(Your assignment):
I'd ask you to write out the lines below exactly, with no images.
==== Records for the exercise
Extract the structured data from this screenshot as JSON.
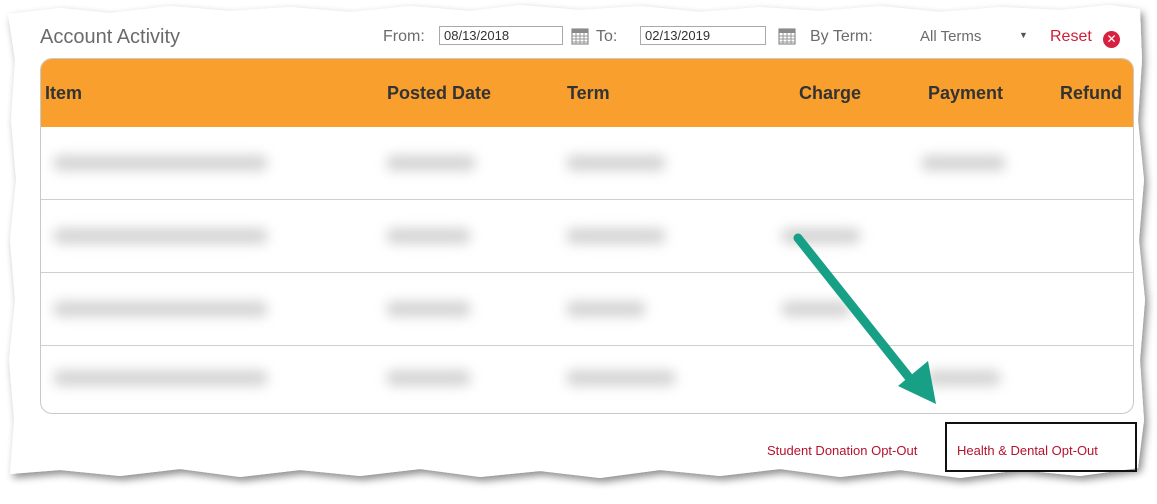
{
  "header": {
    "title": "Account Activity",
    "from_label": "From:",
    "from_value": "08/13/2018",
    "to_label": "To:",
    "to_value": "02/13/2019",
    "by_term_label": "By Term:",
    "term_selected": "All Terms",
    "reset_label": "Reset",
    "calendar_icon": "calendar-icon",
    "reset_icon": "close-circle-icon"
  },
  "table": {
    "columns": [
      "Item",
      "Posted Date",
      "Term",
      "Charge",
      "Payment",
      "Refund"
    ],
    "rows_note_visible": false,
    "header_color": "#f99f2d"
  },
  "footer": {
    "student_donation_link": "Student Donation Opt-Out",
    "health_dental_link": "Health & Dental Opt-Out"
  },
  "annotation": {
    "arrow_color": "#17a085"
  },
  "colors": {
    "accent": "#f99f2d",
    "link": "#b5122f",
    "reset": "#cc1f3a"
  }
}
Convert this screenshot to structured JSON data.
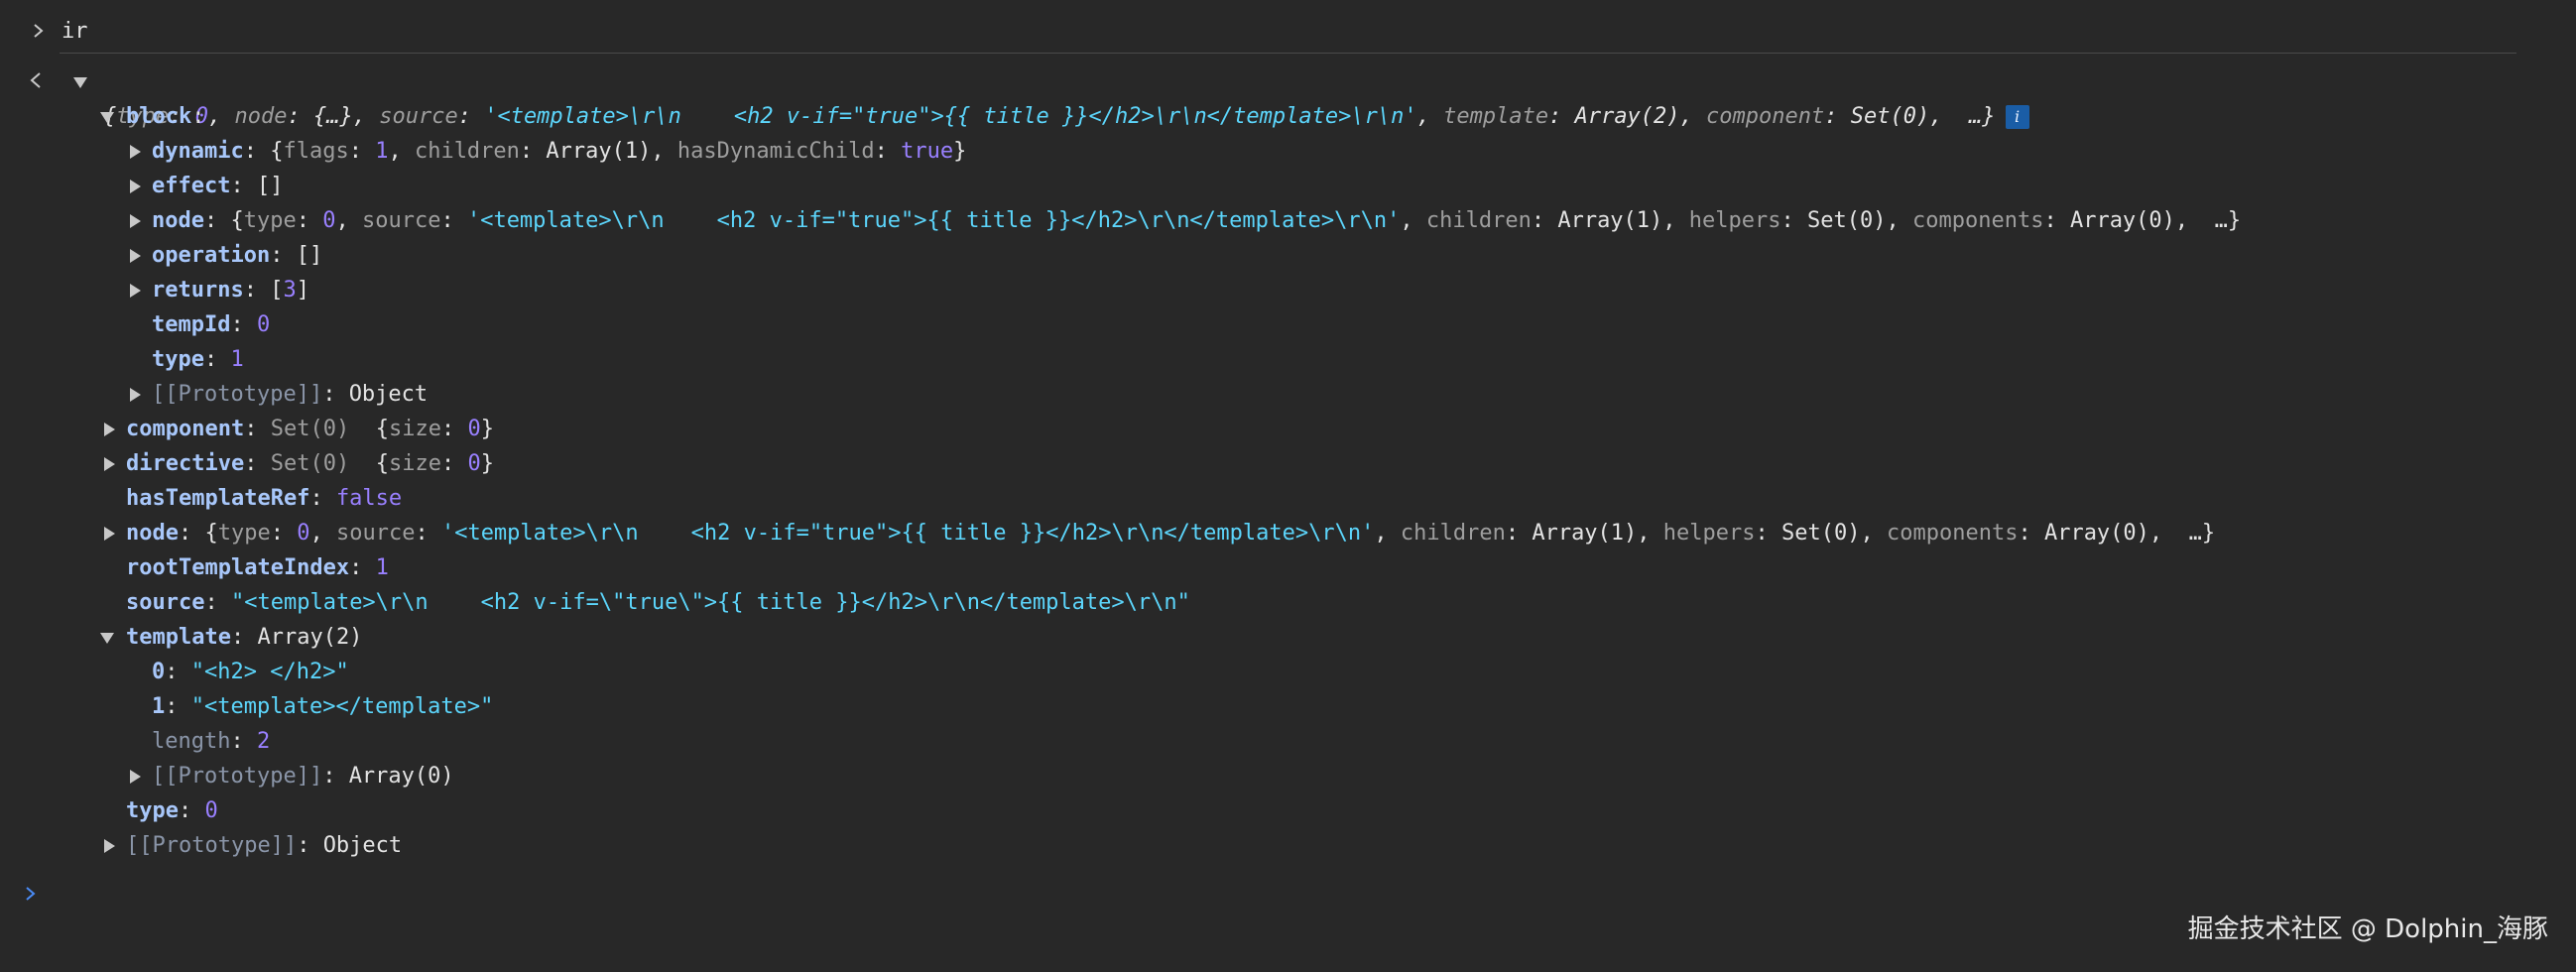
{
  "console": {
    "input_command": "ir",
    "result_preview": {
      "open_brace": "{",
      "k_type": "type",
      "v_type": "0",
      "k_node": "node",
      "v_node": "{…}",
      "k_source": "source",
      "v_source": "'<template>\\r\\n    <h2 v-if=\"true\">{{ title }}</h2>\\r\\n</template>\\r\\n'",
      "k_template": "template",
      "v_template": "Array(2)",
      "k_component": "component",
      "v_component": "Set(0)",
      "ellipsis": "…}",
      "info": "i"
    },
    "tree": {
      "block": {
        "key": "block",
        "dynamic": {
          "key": "dynamic",
          "k_flags": "flags",
          "v_flags": "1",
          "k_children": "children",
          "v_children": "Array(1)",
          "k_hdc": "hasDynamicChild",
          "v_hdc": "true"
        },
        "effect": {
          "key": "effect",
          "value": "[]"
        },
        "node": {
          "key": "node",
          "k_type": "type",
          "v_type": "0",
          "k_source": "source",
          "v_source": "'<template>\\r\\n    <h2 v-if=\"true\">{{ title }}</h2>\\r\\n</template>\\r\\n'",
          "k_children": "children",
          "v_children": "Array(1)",
          "k_helpers": "helpers",
          "v_helpers": "Set(0)",
          "k_components": "components",
          "v_components": "Array(0)",
          "ellipsis": "…}"
        },
        "operation": {
          "key": "operation",
          "value": "[]"
        },
        "returns": {
          "key": "returns",
          "open": "[",
          "value": "3",
          "close": "]"
        },
        "tempId": {
          "key": "tempId",
          "value": "0"
        },
        "type": {
          "key": "type",
          "value": "1"
        },
        "prototype": {
          "key": "[[Prototype]]",
          "value": "Object"
        }
      },
      "component": {
        "key": "component",
        "value": "Set(0)",
        "k_size": "size",
        "v_size": "0"
      },
      "directive": {
        "key": "directive",
        "value": "Set(0)",
        "k_size": "size",
        "v_size": "0"
      },
      "hasTemplateRef": {
        "key": "hasTemplateRef",
        "value": "false"
      },
      "node": {
        "key": "node",
        "k_type": "type",
        "v_type": "0",
        "k_source": "source",
        "v_source": "'<template>\\r\\n    <h2 v-if=\"true\">{{ title }}</h2>\\r\\n</template>\\r\\n'",
        "k_children": "children",
        "v_children": "Array(1)",
        "k_helpers": "helpers",
        "v_helpers": "Set(0)",
        "k_components": "components",
        "v_components": "Array(0)",
        "ellipsis": "…}"
      },
      "rootTemplateIndex": {
        "key": "rootTemplateIndex",
        "value": "1"
      },
      "source": {
        "key": "source",
        "value": "\"<template>\\r\\n    <h2 v-if=\\\"true\\\">{{ title }}</h2>\\r\\n</template>\\r\\n\""
      },
      "template": {
        "key": "template",
        "value": "Array(2)",
        "item0": {
          "key": "0",
          "value": "\"<h2> </h2>\""
        },
        "item1": {
          "key": "1",
          "value": "\"<template></template>\""
        },
        "length": {
          "key": "length",
          "value": "2"
        },
        "prototype": {
          "key": "[[Prototype]]",
          "value": "Array(0)"
        }
      },
      "type": {
        "key": "type",
        "value": "0"
      },
      "prototype": {
        "key": "[[Prototype]]",
        "value": "Object"
      }
    }
  },
  "watermark": "掘金技术社区 @ Dolphin_海豚",
  "colors": {
    "background": "#282828",
    "key": "#a8c7fa",
    "number": "#9980ff",
    "string": "#5cd5fb",
    "prompt": "#4a8cf7"
  }
}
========
(Solution below):
Extract the structured data from this screenshot as JSON.
{
  "header": {
    "title": "Account Activity",
    "from_label": "From:",
    "from_value": "08/13/2018",
    "to_label": "To:",
    "to_value": "02/13/2019",
    "by_term_label": "By Term:",
    "term_selected": "All Terms",
    "reset_label": "Reset",
    "calendar_icon": "calendar-icon",
    "reset_icon": "close-circle-icon"
  },
  "table": {
    "columns": [
      "Item",
      "Posted Date",
      "Term",
      "Charge",
      "Payment",
      "Refund"
    ],
    "rows_note_visible": false,
    "header_color": "#f99f2d"
  },
  "footer": {
    "student_donation_link": "Student Donation Opt-Out",
    "health_dental_link": "Health & Dental Opt-Out"
  },
  "annotation": {
    "arrow_color": "#17a085"
  },
  "colors": {
    "accent": "#f99f2d",
    "link": "#b5122f",
    "reset": "#cc1f3a"
  }
}
Convert this screenshot to structured JSON data.
{
  "console": {
    "input_command": "ir",
    "result_preview": {
      "open_brace": "{",
      "k_type": "type",
      "v_type": "0",
      "k_node": "node",
      "v_node": "{…}",
      "k_source": "source",
      "v_source": "'<template>\\r\\n    <h2 v-if=\"true\">{{ title }}</h2>\\r\\n</template>\\r\\n'",
      "k_template": "template",
      "v_template": "Array(2)",
      "k_component": "component",
      "v_component": "Set(0)",
      "ellipsis": "…}",
      "info": "i"
    },
    "tree": {
      "block": {
        "key": "block",
        "dynamic": {
          "key": "dynamic",
          "k_flags": "flags",
          "v_flags": "1",
          "k_children": "children",
          "v_children": "Array(1)",
          "k_hdc": "hasDynamicChild",
          "v_hdc": "true"
        },
        "effect": {
          "key": "effect",
          "value": "[]"
        },
        "node": {
          "key": "node",
          "k_type": "type",
          "v_type": "0",
          "k_source": "source",
          "v_source": "'<template>\\r\\n    <h2 v-if=\"true\">{{ title }}</h2>\\r\\n</template>\\r\\n'",
          "k_children": "children",
          "v_children": "Array(1)",
          "k_helpers": "helpers",
          "v_helpers": "Set(0)",
          "k_components": "components",
          "v_components": "Array(0)",
          "ellipsis": "…}"
        },
        "operation": {
          "key": "operation",
          "value": "[]"
        },
        "returns": {
          "key": "returns",
          "open": "[",
          "value": "3",
          "close": "]"
        },
        "tempId": {
          "key": "tempId",
          "value": "0"
        },
        "type": {
          "key": "type",
          "value": "1"
        },
        "prototype": {
          "key": "[[Prototype]]",
          "value": "Object"
        }
      },
      "component": {
        "key": "component",
        "value": "Set(0)",
        "k_size": "size",
        "v_size": "0"
      },
      "directive": {
        "key": "directive",
        "value": "Set(0)",
        "k_size": "size",
        "v_size": "0"
      },
      "hasTemplateRef": {
        "key": "hasTemplateRef",
        "value": "false"
      },
      "node": {
        "key": "node",
        "k_type": "type",
        "v_type": "0",
        "k_source": "source",
        "v_source": "'<template>\\r\\n    <h2 v-if=\"true\">{{ title }}</h2>\\r\\n</template>\\r\\n'",
        "k_children": "children",
        "v_children": "Array(1)",
        "k_helpers": "helpers",
        "v_helpers": "Set(0)",
        "k_components": "components",
        "v_components": "Array(0)",
        "ellipsis": "…}"
      },
      "rootTemplateIndex": {
        "key": "rootTemplateIndex",
        "value": "1"
      },
      "source": {
        "key": "source",
        "value": "\"<template>\\r\\n    <h2 v-if=\\\"true\\\">{{ title }}</h2>\\r\\n</template>\\r\\n\""
      },
      "template": {
        "key": "template",
        "value": "Array(2)",
        "item0": {
          "key": "0",
          "value": "\"<h2> </h2>\""
        },
        "item1": {
          "key": "1",
          "value": "\"<template></template>\""
        },
        "length": {
          "key": "length",
          "value": "2"
        },
        "prototype": {
          "key": "[[Prototype]]",
          "value": "Array(0)"
        }
      },
      "type": {
        "key": "type",
        "value": "0"
      },
      "prototype": {
        "key": "[[Prototype]]",
        "value": "Object"
      }
    }
  },
  "watermark": "掘金技术社区 @ Dolphin_海豚",
  "colors": {
    "background": "#282828",
    "key": "#a8c7fa",
    "number": "#9980ff",
    "string": "#5cd5fb",
    "prompt": "#4a8cf7"
  }
}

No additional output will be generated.